Output each record below exactly. No images go in the copy.

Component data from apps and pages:
************
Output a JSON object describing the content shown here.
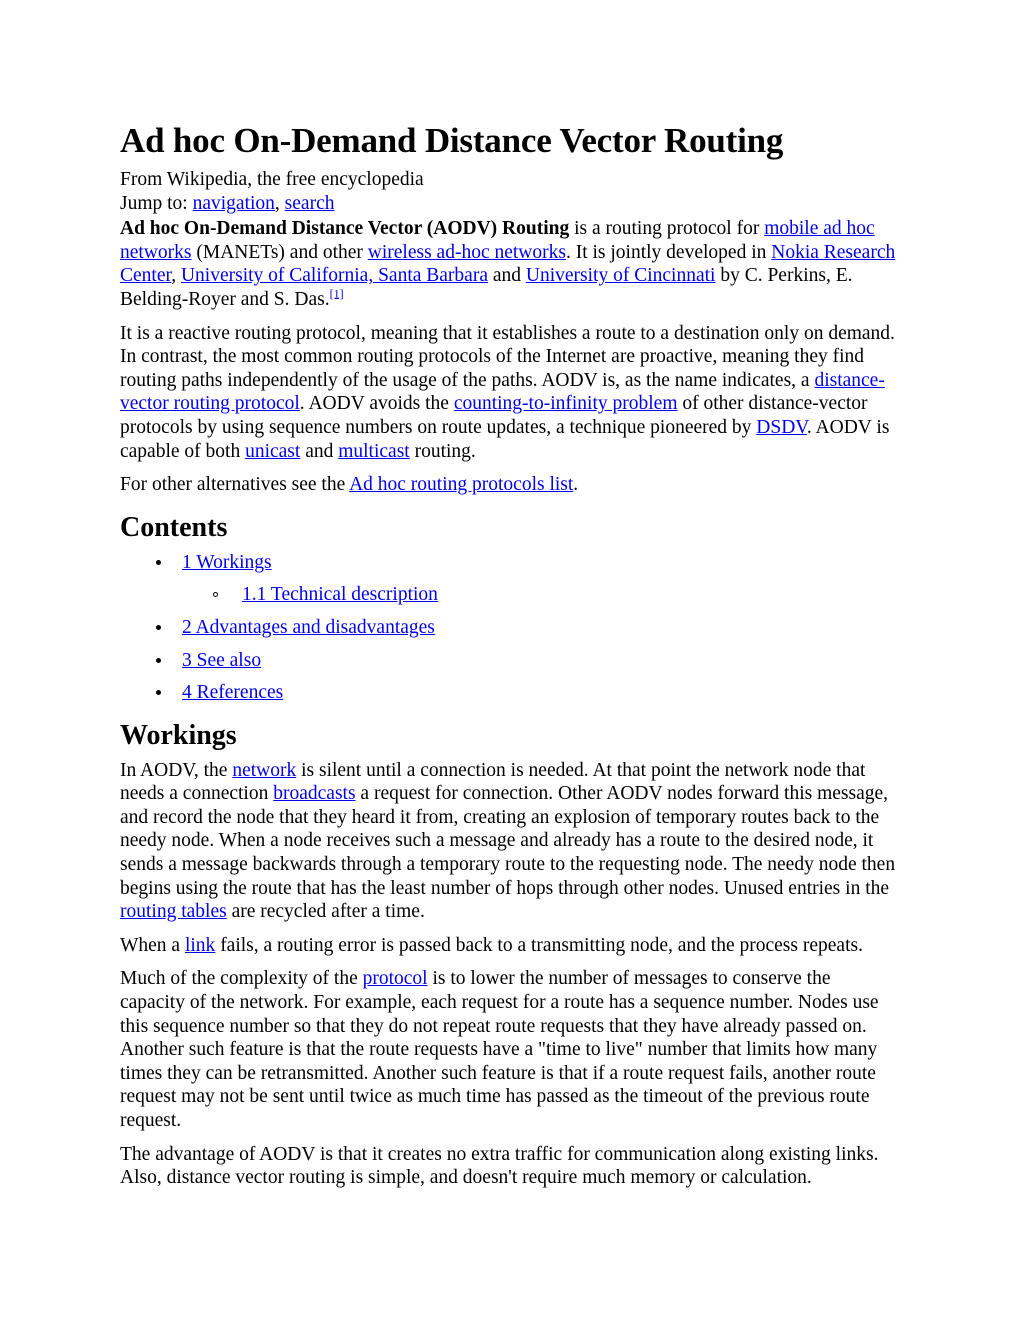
{
  "document": {
    "title": "Ad hoc On-Demand Distance Vector Routing",
    "source_line": "From Wikipedia, the free encyclopedia",
    "jump_prefix": "Jump to: ",
    "jump_nav_label": "navigation",
    "jump_separator": ", ",
    "jump_search_label": "search",
    "link_color": "#0000ee",
    "text_color": "#000000",
    "background_color": "#ffffff"
  },
  "lead": {
    "bold_term": "Ad hoc On-Demand Distance Vector (AODV) Routing",
    "t1": " is a routing protocol for ",
    "link_manet": "mobile ad hoc networks",
    "t2": " (MANETs) and other ",
    "link_wireless": "wireless ad-hoc networks",
    "t3": ". It is jointly developed in ",
    "link_nokia": "Nokia Research Center",
    "t4": ", ",
    "link_ucsb": "University of California, Santa Barbara",
    "t5": " and ",
    "link_cincinnati": "University of Cincinnati",
    "t6": " by C. Perkins, E. Belding-Royer and S. Das.",
    "ref_marker": "[1]"
  },
  "para_reactive": {
    "t1": "It is a reactive routing protocol, meaning that it establishes a route to a destination only on demand. In contrast, the most common routing protocols of the Internet are proactive, meaning they find routing paths independently of the usage of the paths. AODV is, as the name indicates, a ",
    "link_dv": "distance-vector routing protocol",
    "t2": ". AODV avoids the ",
    "link_cti": "counting-to-infinity problem",
    "t3": " of other distance-vector protocols by using sequence numbers on route updates, a technique pioneered by ",
    "link_dsdv": "DSDV",
    "t4": ". AODV is capable of both ",
    "link_unicast": "unicast",
    "t5": " and ",
    "link_multicast": "multicast",
    "t6": " routing."
  },
  "para_alternatives": {
    "t1": "For other alternatives see the ",
    "link_adhoc_list": "Ad hoc routing protocols list",
    "t2": "."
  },
  "contents": {
    "heading": "Contents",
    "items": [
      {
        "label": "1 Workings",
        "children": [
          {
            "label": "1.1 Technical description"
          }
        ]
      },
      {
        "label": "2 Advantages and disadvantages",
        "children": []
      },
      {
        "label": "3 See also",
        "children": []
      },
      {
        "label": "4 References",
        "children": []
      }
    ]
  },
  "workings": {
    "heading": "Workings",
    "p1": {
      "t1": "In AODV, the ",
      "link_network": "network",
      "t2": " is silent until a connection is needed. At that point the network node that needs a connection ",
      "link_broadcasts": "broadcasts",
      "t3": " a request for connection. Other AODV nodes forward this message, and record the node that they heard it from, creating an explosion of temporary routes back to the needy node. When a node receives such a message and already has a route to the desired node, it sends a message backwards through a temporary route to the requesting node. The needy node then begins using the route that has the least number of hops through other nodes. Unused entries in the ",
      "link_routing_tables": "routing tables",
      "t4": " are recycled after a time."
    },
    "p2": {
      "t1": "When a ",
      "link_link": "link",
      "t2": " fails, a routing error is passed back to a transmitting node, and the process repeats."
    },
    "p3": {
      "t1": "Much of the complexity of the ",
      "link_protocol": "protocol",
      "t2": " is to lower the number of messages to conserve the capacity of the network. For example, each request for a route has a sequence number. Nodes use this sequence number so that they do not repeat route requests that they have already passed on. Another such feature is that the route requests have a \"time to live\" number that limits how many times they can be retransmitted. Another such feature is that if a route request fails, another route request may not be sent until twice as much time has passed as the timeout of the previous route request."
    },
    "p4": {
      "t1": "The advantage of AODV is that it creates no extra traffic for communication along existing links. Also, distance vector routing is simple, and doesn't require much memory or calculation."
    }
  }
}
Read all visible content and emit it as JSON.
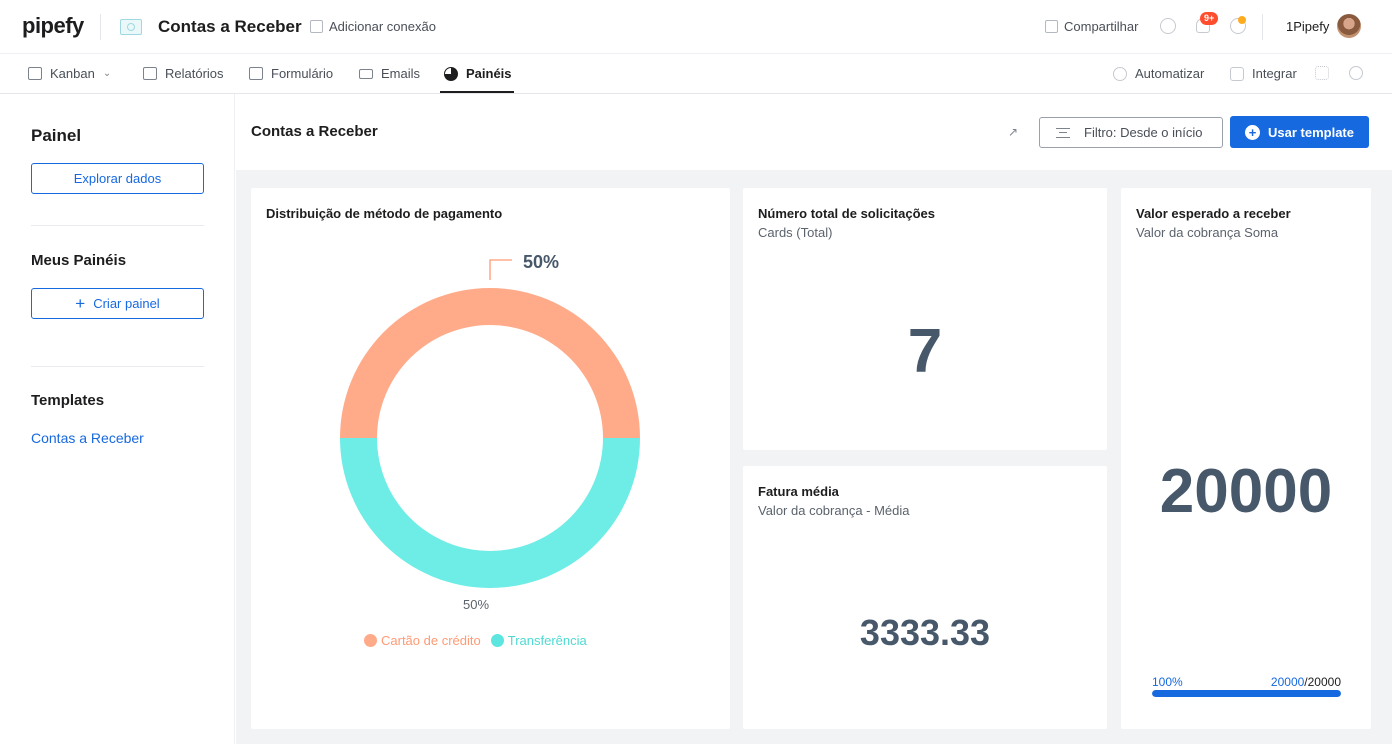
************
SOLUTION -
Output a JSON object describing the content shown here.
{
  "document": {
    "title": "Ad hoc On-Demand Distance Vector Routing",
    "source_line": "From Wikipedia, the free encyclopedia",
    "jump_prefix": "Jump to: ",
    "jump_nav_label": "navigation",
    "jump_separator": ", ",
    "jump_search_label": "search",
    "link_color": "#0000ee",
    "text_color": "#000000",
    "background_color": "#ffffff"
  },
  "lead": {
    "bold_term": "Ad hoc On-Demand Distance Vector (AODV) Routing",
    "t1": " is a routing protocol for ",
    "link_manet": "mobile ad hoc networks",
    "t2": " (MANETs) and other ",
    "link_wireless": "wireless ad-hoc networks",
    "t3": ". It is jointly developed in ",
    "link_nokia": "Nokia Research Center",
    "t4": ", ",
    "link_ucsb": "University of California, Santa Barbara",
    "t5": " and ",
    "link_cincinnati": "University of Cincinnati",
    "t6": " by C. Perkins, E. Belding-Royer and S. Das.",
    "ref_marker": "[1]"
  },
  "para_reactive": {
    "t1": "It is a reactive routing protocol, meaning that it establishes a route to a destination only on demand. In contrast, the most common routing protocols of the Internet are proactive, meaning they find routing paths independently of the usage of the paths. AODV is, as the name indicates, a ",
    "link_dv": "distance-vector routing protocol",
    "t2": ". AODV avoids the ",
    "link_cti": "counting-to-infinity problem",
    "t3": " of other distance-vector protocols by using sequence numbers on route updates, a technique pioneered by ",
    "link_dsdv": "DSDV",
    "t4": ". AODV is capable of both ",
    "link_unicast": "unicast",
    "t5": " and ",
    "link_multicast": "multicast",
    "t6": " routing."
  },
  "para_alternatives": {
    "t1": "For other alternatives see the ",
    "link_adhoc_list": "Ad hoc routing protocols list",
    "t2": "."
  },
  "contents": {
    "heading": "Contents",
    "items": [
      {
        "label": "1 Workings",
        "children": [
          {
            "label": "1.1 Technical description"
          }
        ]
      },
      {
        "label": "2 Advantages and disadvantages",
        "children": []
      },
      {
        "label": "3 See also",
        "children": []
      },
      {
        "label": "4 References",
        "children": []
      }
    ]
  },
  "workings": {
    "heading": "Workings",
    "p1": {
      "t1": "In AODV, the ",
      "link_network": "network",
      "t2": " is silent until a connection is needed. At that point the network node that needs a connection ",
      "link_broadcasts": "broadcasts",
      "t3": " a request for connection. Other AODV nodes forward this message, and record the node that they heard it from, creating an explosion of temporary routes back to the needy node. When a node receives such a message and already has a route to the desired node, it sends a message backwards through a temporary route to the requesting node. The needy node then begins using the route that has the least number of hops through other nodes. Unused entries in the ",
      "link_routing_tables": "routing tables",
      "t4": " are recycled after a time."
    },
    "p2": {
      "t1": "When a ",
      "link_link": "link",
      "t2": " fails, a routing error is passed back to a transmitting node, and the process repeats."
    },
    "p3": {
      "t1": "Much of the complexity of the ",
      "link_protocol": "protocol",
      "t2": " is to lower the number of messages to conserve the capacity of the network. For example, each request for a route has a sequence number. Nodes use this sequence number so that they do not repeat route requests that they have already passed on. Another such feature is that the route requests have a \"time to live\" number that limits how many times they can be retransmitted. Another such feature is that if a route request fails, another route request may not be sent until twice as much time has passed as the timeout of the previous route request."
    },
    "p4": {
      "t1": "The advantage of AODV is that it creates no extra traffic for communication along existing links. Also, distance vector routing is simple, and doesn't require much memory or calculation."
    }
  }
}
Read all visible content and emit it as JSON.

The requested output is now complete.